Only three songs into the set, U2 delivered one of the night’s biggest highlights, “Bad,” which prompted a sea of cell-phone lights. Toward the end of the song Bono briefly dipped into a refrain from Simon and Garfunkel’s “America,” setting the stage for the next hour of lyrics from The Joshua Tree about this country’s promise and problems. “For the furious, for the faithful, sing with us” Bono beckoned during “(Pride) In the Name of Love.” “Those on the left, those on the right, those in between, sing. We’ll find common ground reaching for higher ground.”
Stanzas from Martin Luther King, Jr.’s famous “I Have a Dream” speech scrolled across the screen, swelled, and scattered, and the band moved toward the larger main stage, resetting themselves into a pyramid.

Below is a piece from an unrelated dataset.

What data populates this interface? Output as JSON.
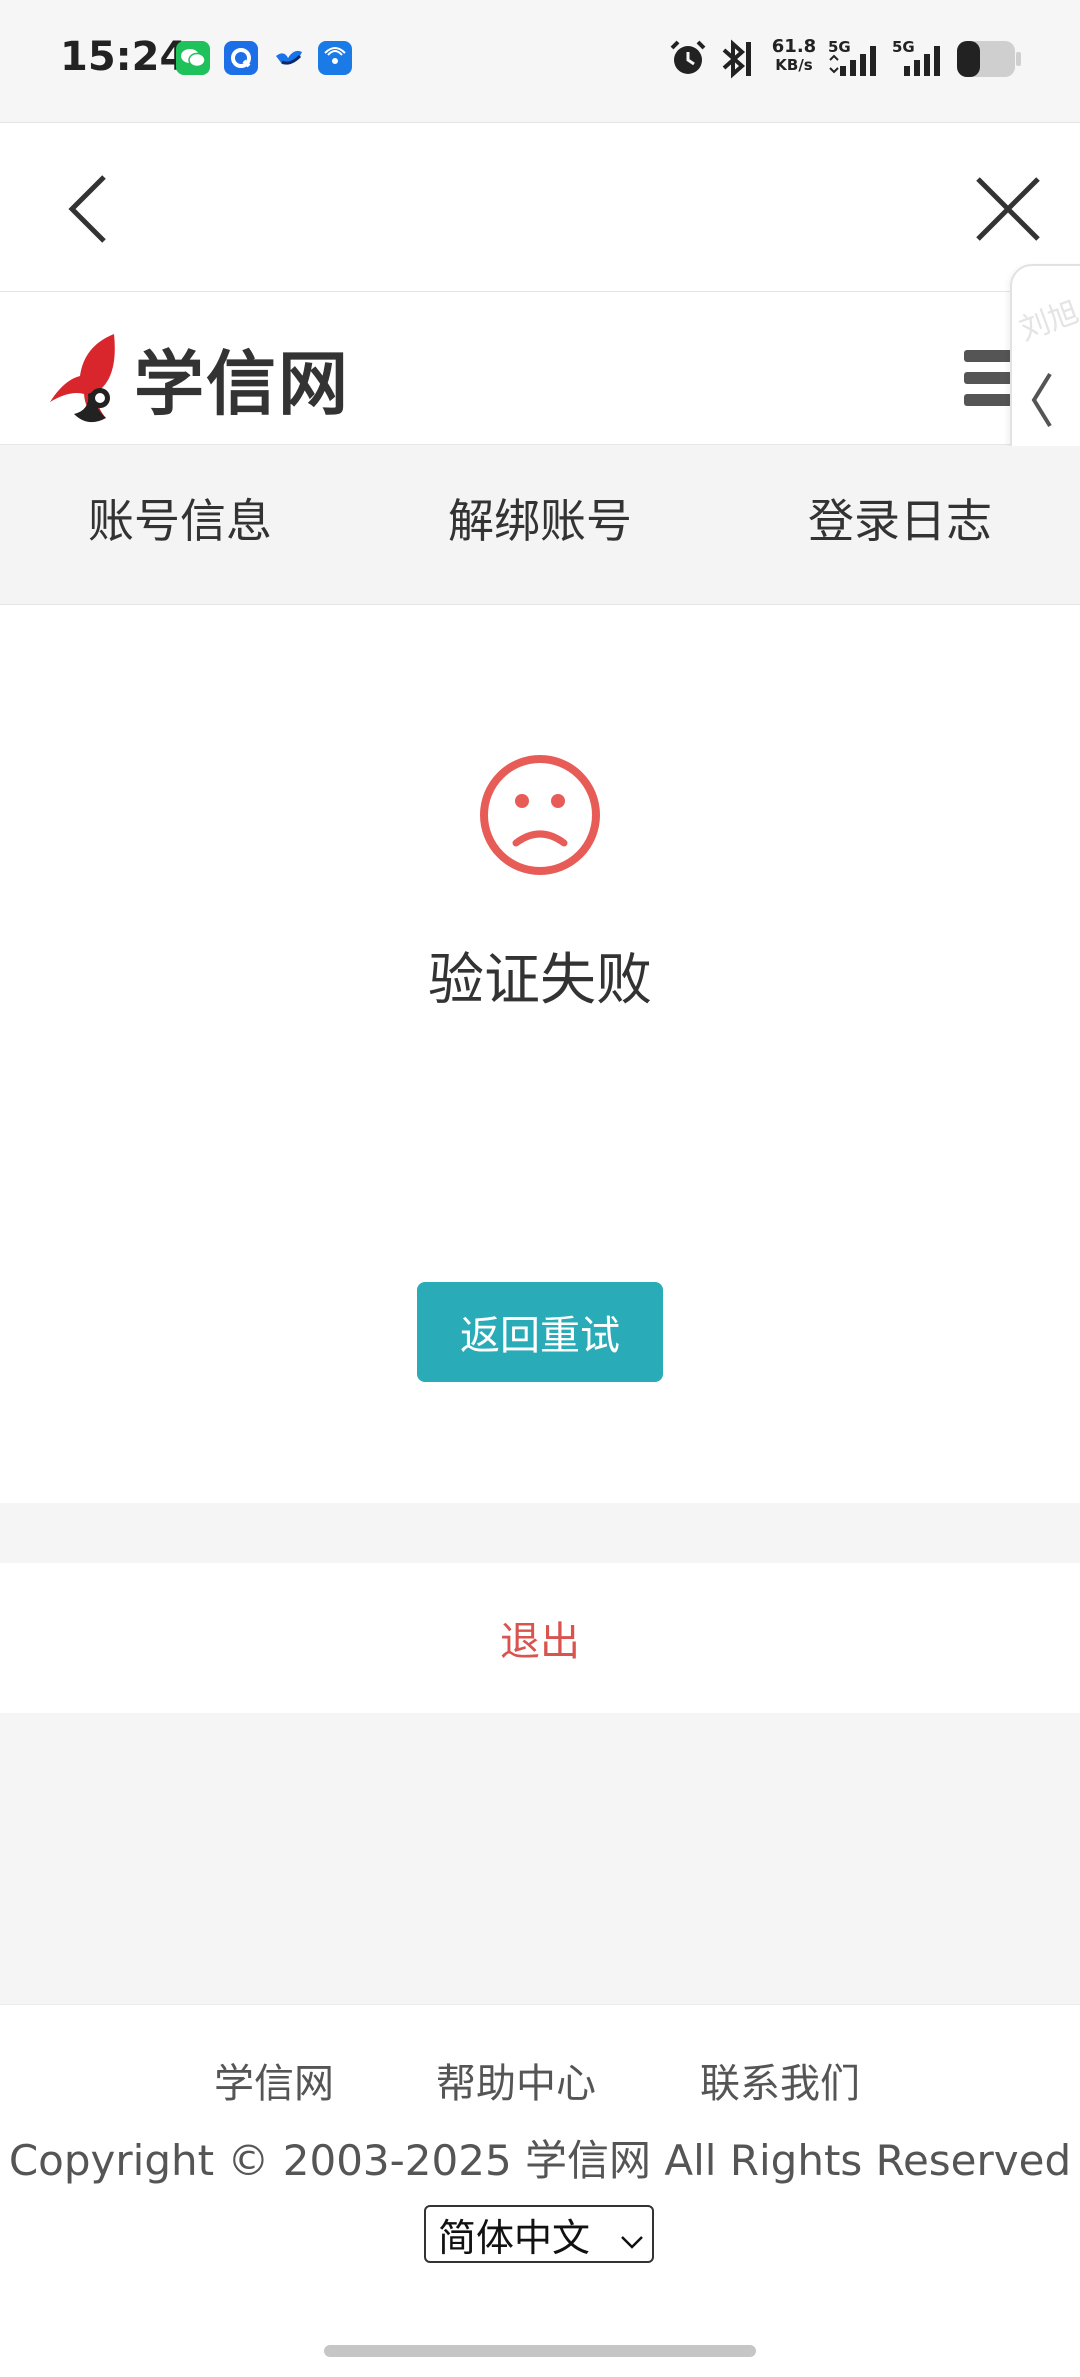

As they made their way through the songs from The Joshua Tree, the night’s focal point, stunning images of the Joshua Tree, California landscape flooded the screen, their music mirroring the expansive and staggering scenes rolling behind them. Songs like “Where the Streets Have No Name” and “I Still Haven’t Found What I’m Looking For” dug deep into the feeling of restless creative yearning that courses through the album, while “Bullet the Blue Sky” exposed the band’s claws, Bono’s voice straining as he sunk hooks into the injustice and hatred that lurk behind our country’s pretty scenery.
A reimagining of “Red Hill Mining Town” (which the band re-recorded for The Joshua Tree’s 30th anniversary) felt especially poignant, as Bono stressed the lines “We’re wounded by fear, injured in doubt” and “You keep me holding on… I’m still hanging on,” and a “flip to side two on your Joshua Tree cassette” brought some much-needed quieter moments, giving the room a chance to breathe and lose themselves in the wash of sound.
After running through the album, the band returned for an extended encore that included several of their more upbeat, anthemic later-career songs, many of which were spliced with Prince lyrics; lines from “The Most Beautiful Girl in the World” showed up in “Beautiful Day,” the chorus of “Let’s Go Crazy” was woven into the end of “Vertigo,” and in a moving final farewell, Bono sang “I only want to see you laughing in the purple rain” at the end of “One.”
“Let’s dedicate this evening to the memory eternal of Prince Rogers Nelson,” Bono said, to the elation of the crowd. Seeming hesitant to leave the stage, he also remembered back to U2’s first show in Minneapolis in the early ’80s, recalling it as Uncle Sam’s (the venue was known as Sam’s when they played it for the first time in 1981, and would rebrand as First Avenue a few months after their show). “It’s always been going off here,” he said, with a final wave to the crowd. And with that, the room returned to dark concrete and a sea of full hearts were sent beating into the night.
Sunday Bloody Sunday
New Year’s Day
Bad (with pieces of Simon and Garfunkel’s “America”)
(Pride) In the Name of Love
The Joshua Tree:
Where the Streets Have No Name
I Still Haven’t Found What I’m Looking For
With Or Without You
Bullet the Blue Sky
Running to Stand Still
Red Hill Mining Town
In God’s Country
Trip Through Your Wires
One Tree Hill
Mothers of the Disappeared
Beautiful Day (with lines from “The Most Beautiful Girl in the World”
Vertigo (with “Let’s Go Crazy”)
One (with “Purple Rain”)
Photos by Nate Ryan: